Three years ago, Malvernite Allison Boccio and Girl Scout Troop 1612 took a field trip to Washington, D.C., to see the nation’s legendary monuments. Amazed by the structures, Allison and her sister scouts saw the Boy Scout Memorial on the Ellipse, but couldn’t help noticing that there was no monument to the Girl Scouts.
Now 15, Allison said that trip inspired her current goal, which was to raise funds for such a monument. Her idea, which was her Gold Award project, is to raise enough money to create a bronze statue similar to that of the Boy Scouts, this one depicting the founder of the Girl Scouts, Juliette Gordon Low, holding a young scout’s hand.
“We didn’t find it fair that there wasn’t a Girl Scout monument,” Allison recalled. “So I thought it would be a good thing for other Girl Scouts to see someone representing them.”
She started working on her project earlier this year, and got preliminary approval for it from the Girl Scouts of Nassau County. She was assigned a mentor, GSNC volunteer Joan Carter, and a project adviser, John Clement, a Brooklyn-based sculptor. Allison also received support from U.S. Sen. Kirsten Gillibrand and U.S. Rep Kathleen Rice.
In order for her project to get final approval, she had to pitch her idea to the Girl Scouts of the USA. Scouting’s governing body emailed her information on the 24-step process of getting a memorial erected on National Park Service property in Washington. She responded with her ideas for completing each step, but Girl Scouts of the USA rejected her project in August.
Her mother, Joy Boccio, who is a co-troop leader of Troop 1612, said the Girl Scouts did not support it because they have bigger projects on their agenda. She added that several other scouts had proposed the idea in the past.
“The Girl Scouts of the USA have thought about doing this themselves, so clearly they know that there’s a need for this,” Joy said. “I just thought that now this would be a prime opportunity.”
A former scout and a troop leader for 17 years, Joy said that a monument would add to the strides the Girl Scouts have made since their founding in 1912. “I think having a national monument in Washington, D.C., solidifies an organization as important to the history of our nation,” Joy said. “There’s so many things that are inspiring in D.C., but a monument to recognize the Girl Scouts would fit perfectly with the others.”
Allison’s older sister, Laura, who was a member of Girl Scout Troop 1337 in Garden City, took the same trip to Washington in 2010. She, too, was perplexed to see that there was no Girl Scout monument. Now a senior at Worcester Polytechnic Institute in Massachusetts, Laura started a petition last week to spread awareness of the need of a Girl Scout monument.
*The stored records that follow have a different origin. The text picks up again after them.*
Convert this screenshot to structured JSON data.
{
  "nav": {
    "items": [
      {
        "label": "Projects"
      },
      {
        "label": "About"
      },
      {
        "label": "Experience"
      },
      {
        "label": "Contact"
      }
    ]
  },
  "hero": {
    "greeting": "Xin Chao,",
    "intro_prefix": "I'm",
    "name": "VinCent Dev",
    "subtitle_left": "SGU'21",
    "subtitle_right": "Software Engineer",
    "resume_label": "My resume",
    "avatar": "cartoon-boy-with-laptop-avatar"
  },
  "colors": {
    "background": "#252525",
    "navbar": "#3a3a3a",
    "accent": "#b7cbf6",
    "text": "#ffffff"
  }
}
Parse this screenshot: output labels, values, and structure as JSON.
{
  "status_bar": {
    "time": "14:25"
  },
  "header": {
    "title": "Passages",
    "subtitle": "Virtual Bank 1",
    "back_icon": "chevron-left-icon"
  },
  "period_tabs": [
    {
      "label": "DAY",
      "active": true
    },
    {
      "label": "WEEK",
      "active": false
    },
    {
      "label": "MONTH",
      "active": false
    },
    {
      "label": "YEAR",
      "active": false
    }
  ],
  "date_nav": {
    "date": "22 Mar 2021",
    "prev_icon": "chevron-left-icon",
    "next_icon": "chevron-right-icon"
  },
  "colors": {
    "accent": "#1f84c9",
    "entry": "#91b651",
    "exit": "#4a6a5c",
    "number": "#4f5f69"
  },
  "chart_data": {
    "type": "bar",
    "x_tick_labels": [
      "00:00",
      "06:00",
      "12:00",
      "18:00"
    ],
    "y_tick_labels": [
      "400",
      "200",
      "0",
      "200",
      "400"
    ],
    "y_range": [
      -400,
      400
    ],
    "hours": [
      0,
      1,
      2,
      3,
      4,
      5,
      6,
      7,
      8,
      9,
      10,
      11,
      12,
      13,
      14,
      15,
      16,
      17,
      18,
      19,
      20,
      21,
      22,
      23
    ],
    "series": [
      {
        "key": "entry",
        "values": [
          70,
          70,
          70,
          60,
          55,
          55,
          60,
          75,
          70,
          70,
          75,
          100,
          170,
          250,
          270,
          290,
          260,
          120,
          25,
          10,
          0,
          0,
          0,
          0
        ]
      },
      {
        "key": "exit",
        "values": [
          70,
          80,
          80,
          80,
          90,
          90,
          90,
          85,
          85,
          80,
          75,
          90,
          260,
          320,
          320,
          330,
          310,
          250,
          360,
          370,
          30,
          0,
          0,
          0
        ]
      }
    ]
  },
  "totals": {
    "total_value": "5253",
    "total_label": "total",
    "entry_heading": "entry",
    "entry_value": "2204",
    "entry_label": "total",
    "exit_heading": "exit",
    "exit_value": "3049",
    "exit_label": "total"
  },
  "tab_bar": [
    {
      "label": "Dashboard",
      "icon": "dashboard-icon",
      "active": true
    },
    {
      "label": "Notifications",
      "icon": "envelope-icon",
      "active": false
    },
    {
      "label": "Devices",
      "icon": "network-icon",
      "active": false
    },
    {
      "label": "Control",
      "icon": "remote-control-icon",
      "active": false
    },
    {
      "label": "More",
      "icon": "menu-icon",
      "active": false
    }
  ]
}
“It hasn’t gotten as much traction as I would have liked so far,” she said, “but it’s just a step for people to understand the issue and the progress that’s happened so far.”
Laura explained that the main focus of any Girl Scout project is to produce a sustainable project. She said she believed there was nothing more sustainable than a monument. “It’s there for generations and generations, and it always make an impact,” she said. “This is obviously a very large-scale project . . . I just hope that something does come of it.”
Allison said that she planned to set up a meeting with her mentor to discuss a new idea for her Gold Award project.
“I still want to get this monument done,” she said, “and I want people to be able to go see it, and realize that girls are doing so much, and that it would motivate others to do a project as big as that.”
“It’s still not fair that Boy Scouts have had this monument there for so many years and Girl Scouts still can’t get it in 2019,” she added. “Even if I don’t get this project done, I hope that someday someone does this project to represent Girl Scouts.”